Please set down each line of the material exactly.

*****

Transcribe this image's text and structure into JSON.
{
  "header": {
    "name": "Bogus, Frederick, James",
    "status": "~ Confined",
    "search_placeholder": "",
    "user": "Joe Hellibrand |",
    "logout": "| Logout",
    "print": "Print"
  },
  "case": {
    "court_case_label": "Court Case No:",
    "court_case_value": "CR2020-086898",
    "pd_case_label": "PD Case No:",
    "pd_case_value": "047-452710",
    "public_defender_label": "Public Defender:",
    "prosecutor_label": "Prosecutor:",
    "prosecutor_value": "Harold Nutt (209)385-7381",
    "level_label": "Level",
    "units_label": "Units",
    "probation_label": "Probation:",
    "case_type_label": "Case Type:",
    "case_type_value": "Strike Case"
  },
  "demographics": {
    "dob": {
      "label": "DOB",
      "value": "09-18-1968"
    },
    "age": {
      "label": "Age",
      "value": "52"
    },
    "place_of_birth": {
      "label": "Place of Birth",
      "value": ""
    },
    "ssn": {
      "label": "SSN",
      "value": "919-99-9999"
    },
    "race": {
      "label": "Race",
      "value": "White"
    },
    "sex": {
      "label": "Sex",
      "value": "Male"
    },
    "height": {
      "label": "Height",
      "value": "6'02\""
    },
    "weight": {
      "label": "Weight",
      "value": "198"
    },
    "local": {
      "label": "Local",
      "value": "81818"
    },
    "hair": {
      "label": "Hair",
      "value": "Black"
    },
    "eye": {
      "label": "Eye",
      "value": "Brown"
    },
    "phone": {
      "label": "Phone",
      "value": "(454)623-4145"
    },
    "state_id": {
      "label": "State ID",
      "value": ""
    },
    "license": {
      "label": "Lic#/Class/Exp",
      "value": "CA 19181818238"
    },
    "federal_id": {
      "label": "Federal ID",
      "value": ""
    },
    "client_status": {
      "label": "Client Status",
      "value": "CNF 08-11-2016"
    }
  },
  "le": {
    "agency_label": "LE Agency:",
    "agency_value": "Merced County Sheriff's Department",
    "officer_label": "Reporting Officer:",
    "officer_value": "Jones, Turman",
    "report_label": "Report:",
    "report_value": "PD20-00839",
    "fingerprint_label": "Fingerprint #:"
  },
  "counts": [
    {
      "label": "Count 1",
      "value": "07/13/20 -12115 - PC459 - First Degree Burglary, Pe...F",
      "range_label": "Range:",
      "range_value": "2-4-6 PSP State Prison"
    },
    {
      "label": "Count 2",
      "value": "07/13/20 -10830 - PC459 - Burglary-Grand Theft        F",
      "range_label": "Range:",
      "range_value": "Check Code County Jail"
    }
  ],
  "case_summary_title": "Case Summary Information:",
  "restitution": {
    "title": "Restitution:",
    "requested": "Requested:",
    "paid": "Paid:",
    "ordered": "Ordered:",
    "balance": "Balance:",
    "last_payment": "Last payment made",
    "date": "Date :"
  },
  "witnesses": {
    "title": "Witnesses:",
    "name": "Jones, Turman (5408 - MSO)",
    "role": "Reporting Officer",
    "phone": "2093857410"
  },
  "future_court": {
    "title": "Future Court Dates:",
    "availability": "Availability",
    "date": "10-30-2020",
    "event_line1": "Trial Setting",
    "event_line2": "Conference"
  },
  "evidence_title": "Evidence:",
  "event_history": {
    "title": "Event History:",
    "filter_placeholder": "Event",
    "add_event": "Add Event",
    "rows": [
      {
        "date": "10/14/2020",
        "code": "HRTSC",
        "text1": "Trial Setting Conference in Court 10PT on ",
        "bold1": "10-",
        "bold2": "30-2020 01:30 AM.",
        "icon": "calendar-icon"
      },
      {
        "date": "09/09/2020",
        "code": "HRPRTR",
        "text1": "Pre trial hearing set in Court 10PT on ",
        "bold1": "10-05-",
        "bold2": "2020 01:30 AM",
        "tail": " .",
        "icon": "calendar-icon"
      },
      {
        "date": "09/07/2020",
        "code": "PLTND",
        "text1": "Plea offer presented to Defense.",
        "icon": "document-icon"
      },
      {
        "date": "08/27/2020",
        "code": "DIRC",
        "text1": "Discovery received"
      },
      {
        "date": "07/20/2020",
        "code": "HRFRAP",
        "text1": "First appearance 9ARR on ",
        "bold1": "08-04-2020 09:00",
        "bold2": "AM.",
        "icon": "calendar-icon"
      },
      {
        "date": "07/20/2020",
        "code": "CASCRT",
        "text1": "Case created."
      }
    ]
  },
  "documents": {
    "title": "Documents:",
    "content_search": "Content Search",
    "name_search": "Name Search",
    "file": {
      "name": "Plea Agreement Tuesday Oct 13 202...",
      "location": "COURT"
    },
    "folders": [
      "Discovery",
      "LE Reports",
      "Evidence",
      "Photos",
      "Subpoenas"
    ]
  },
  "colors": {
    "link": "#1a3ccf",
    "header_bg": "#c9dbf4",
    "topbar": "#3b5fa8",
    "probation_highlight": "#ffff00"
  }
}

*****

ANSWER BOX:
Transcribe this image's text and structure into JSON.
{
  "header": {
    "name": "Bogus, Frederick, James",
    "status": "~ Confined",
    "search_placeholder": "",
    "user": "Joe Hellibrand |",
    "logout": "| Logout",
    "print": "Print"
  },
  "case": {
    "court_case_label": "Court Case No:",
    "court_case_value": "CR2020-086898",
    "pd_case_label": "PD Case No:",
    "pd_case_value": "047-452710",
    "public_defender_label": "Public Defender:",
    "prosecutor_label": "Prosecutor:",
    "prosecutor_value": "Harold Nutt (209)385-7381",
    "level_label": "Level",
    "units_label": "Units",
    "probation_label": "Probation:",
    "case_type_label": "Case Type:",
    "case_type_value": "Strike Case"
  },
  "demographics": {
    "dob": {
      "label": "DOB",
      "value": "09-18-1968"
    },
    "age": {
      "label": "Age",
      "value": "52"
    },
    "place_of_birth": {
      "label": "Place of Birth",
      "value": ""
    },
    "ssn": {
      "label": "SSN",
      "value": "919-99-9999"
    },
    "race": {
      "label": "Race",
      "value": "White"
    },
    "sex": {
      "label": "Sex",
      "value": "Male"
    },
    "height": {
      "label": "Height",
      "value": "6'02\""
    },
    "weight": {
      "label": "Weight",
      "value": "198"
    },
    "local": {
      "label": "Local",
      "value": "81818"
    },
    "hair": {
      "label": "Hair",
      "value": "Black"
    },
    "eye": {
      "label": "Eye",
      "value": "Brown"
    },
    "phone": {
      "label": "Phone",
      "value": "(454)623-4145"
    },
    "state_id": {
      "label": "State ID",
      "value": ""
    },
    "license": {
      "label": "Lic#/Class/Exp",
      "value": "CA 19181818238"
    },
    "federal_id": {
      "label": "Federal ID",
      "value": ""
    },
    "client_status": {
      "label": "Client Status",
      "value": "CNF 08-11-2016"
    }
  },
  "le": {
    "agency_label": "LE Agency:",
    "agency_value": "Merced County Sheriff's Department",
    "officer_label": "Reporting Officer:",
    "officer_value": "Jones, Turman",
    "report_label": "Report:",
    "report_value": "PD20-00839",
    "fingerprint_label": "Fingerprint #:"
  },
  "counts": [
    {
      "label": "Count 1",
      "value": "07/13/20 -12115 - PC459 - First Degree Burglary, Pe...F",
      "range_label": "Range:",
      "range_value": "2-4-6 PSP State Prison"
    },
    {
      "label": "Count 2",
      "value": "07/13/20 -10830 - PC459 - Burglary-Grand Theft        F",
      "range_label": "Range:",
      "range_value": "Check Code County Jail"
    }
  ],
  "case_summary_title": "Case Summary Information:",
  "restitution": {
    "title": "Restitution:",
    "requested": "Requested:",
    "paid": "Paid:",
    "ordered": "Ordered:",
    "balance": "Balance:",
    "last_payment": "Last payment made",
    "date": "Date :"
  },
  "witnesses": {
    "title": "Witnesses:",
    "name": "Jones, Turman (5408 - MSO)",
    "role": "Reporting Officer",
    "phone": "2093857410"
  },
  "future_court": {
    "title": "Future Court Dates:",
    "availability": "Availability",
    "date": "10-30-2020",
    "event_line1": "Trial Setting",
    "event_line2": "Conference"
  },
  "evidence_title": "Evidence:",
  "event_history": {
    "title": "Event History:",
    "filter_placeholder": "Event",
    "add_event": "Add Event",
    "rows": [
      {
        "date": "10/14/2020",
        "code": "HRTSC",
        "text1": "Trial Setting Conference in Court 10PT on ",
        "bold1": "10-",
        "bold2": "30-2020 01:30 AM.",
        "icon": "calendar-icon"
      },
      {
        "date": "09/09/2020",
        "code": "HRPRTR",
        "text1": "Pre trial hearing set in Court 10PT on ",
        "bold1": "10-05-",
        "bold2": "2020 01:30 AM",
        "tail": " .",
        "icon": "calendar-icon"
      },
      {
        "date": "09/07/2020",
        "code": "PLTND",
        "text1": "Plea offer presented to Defense.",
        "icon": "document-icon"
      },
      {
        "date": "08/27/2020",
        "code": "DIRC",
        "text1": "Discovery received"
      },
      {
        "date": "07/20/2020",
        "code": "HRFRAP",
        "text1": "First appearance 9ARR on ",
        "bold1": "08-04-2020 09:00",
        "bold2": "AM.",
        "icon": "calendar-icon"
      },
      {
        "date": "07/20/2020",
        "code": "CASCRT",
        "text1": "Case created."
      }
    ]
  },
  "documents": {
    "title": "Documents:",
    "content_search": "Content Search",
    "name_search": "Name Search",
    "file": {
      "name": "Plea Agreement Tuesday Oct 13 202...",
      "location": "COURT"
    },
    "folders": [
      "Discovery",
      "LE Reports",
      "Evidence",
      "Photos",
      "Subpoenas"
    ]
  },
  "colors": {
    "link": "#1a3ccf",
    "header_bg": "#c9dbf4",
    "topbar": "#3b5fa8",
    "probation_highlight": "#ffff00"
  }
}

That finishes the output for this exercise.